EE596A Introduction to Information Theory
University of Washington
Winter 2004
Dept. of Electrical Engineering
Handout 3: Problem Set 1, Due Wed, Jan 21st
Prof: Jeff A. Bilmes
<bilmes@ee.washington.edu>
Lecture 3, Jan 12, 2004
3.1
Problems from Text
Do problems 2.16, 2.3, 2.5, 2.6, 2.12, 2.10, 2.20 in Cover and Thomas.
3.2
Additional Problems
Problem 0.
The rest of Jensen.
In class, we proved part of Jensen’s inequality. Specifically, we proved that if
f
is convex and
X
is a random variable,
then
Ef
(
X
)
≥
f
(
EX
)
.
We also mentioned but did not prove that if
f
is strictly convex, then if
Ef
(
X
) =
f
(
EX
)
, then
X
=
EX
meaning
that
X

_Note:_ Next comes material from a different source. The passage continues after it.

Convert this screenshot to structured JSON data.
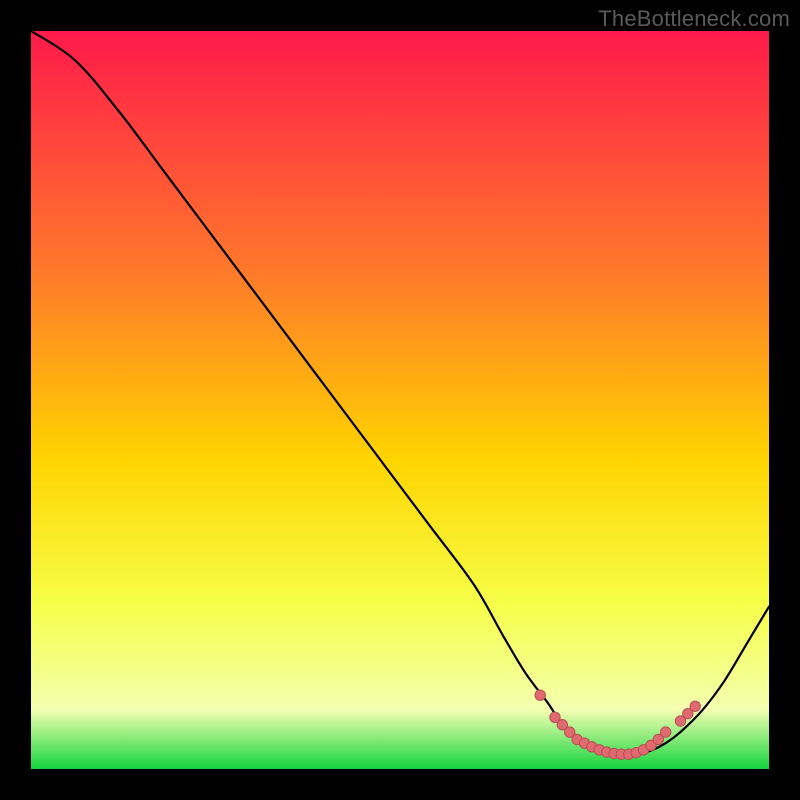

is a constant.
In this problem, your task is to proof this second condition.
Problem 1.
Matlab, and entropy of images.
Consider a probability distribution
p
(
X
)
over a
32
×
32
pixel image, where
X
is a
32
×
32
random matrix. Assume,
for this discussion, that there are 8 bit pixels which means that in total there are a large number
256
32
×
32
= 10
2466
possible images that are representable (this is more than the number of atoms in the universe which is estimated to be
about
10
78
, and certainly more than the entire human population has viewed throughout the course of its existence).
1
When
p
(
X
)
is a uniform distribution, then when we sample from such a distribution, the images would look entirely
random — the likelihood of ever encountering an “real” image (say of birds, bees, trees, or industrial manufacturing
plants), one we would likely see in our world, is exceedingly small. You can create such images in matlab with the
following command
imagesc(rand(32,32))
. Note that the probability of seeing the image that you see is the
same as that of seeing an image of yourself, when generating such image samples.
Since all the images are equally likely, the entropy of such a distribution is